**Work required**
Repeat the records exactly. Leave out the pictures.
╔══
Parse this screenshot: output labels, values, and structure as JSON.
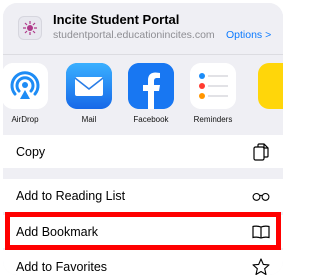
{
  "header": {
    "title": "Incite Student Portal",
    "url": "studentportal.educationincites.com",
    "options_label": "Options >"
  },
  "apps": [
    {
      "label": "AirDrop",
      "icon": "airdrop-icon"
    },
    {
      "label": "Mail",
      "icon": "mail-icon"
    },
    {
      "label": "Facebook",
      "icon": "facebook-icon"
    },
    {
      "label": "Reminders",
      "icon": "reminders-icon"
    }
  ],
  "actions": [
    {
      "label": "Copy",
      "icon": "copy-icon"
    },
    {
      "label": "Add to Reading List",
      "icon": "glasses-icon"
    },
    {
      "label": "Add Bookmark",
      "icon": "book-icon"
    },
    {
      "label": "Add to Favorites",
      "icon": "star-icon"
    }
  ],
  "colors": {
    "accent": "#0a7aff",
    "highlight": "#ff0000",
    "sheet_bg": "#efeff4"
  }
}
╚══
**Solution to this task**
Parse this screenshot: output labels, values, and structure as JSON.
{
  "header": {
    "title": "Incite Student Portal",
    "url": "studentportal.educationincites.com",
    "options_label": "Options >"
  },
  "apps": [
    {
      "label": "AirDrop",
      "icon": "airdrop-icon"
    },
    {
      "label": "Mail",
      "icon": "mail-icon"
    },
    {
      "label": "Facebook",
      "icon": "facebook-icon"
    },
    {
      "label": "Reminders",
      "icon": "reminders-icon"
    }
  ],
  "actions": [
    {
      "label": "Copy",
      "icon": "copy-icon"
    },
    {
      "label": "Add to Reading List",
      "icon": "glasses-icon"
    },
    {
      "label": "Add Bookmark",
      "icon": "book-icon"
    },
    {
      "label": "Add to Favorites",
      "icon": "star-icon"
    }
  ],
  "colors": {
    "accent": "#0a7aff",
    "highlight": "#ff0000",
    "sheet_bg": "#efeff4"
  }
}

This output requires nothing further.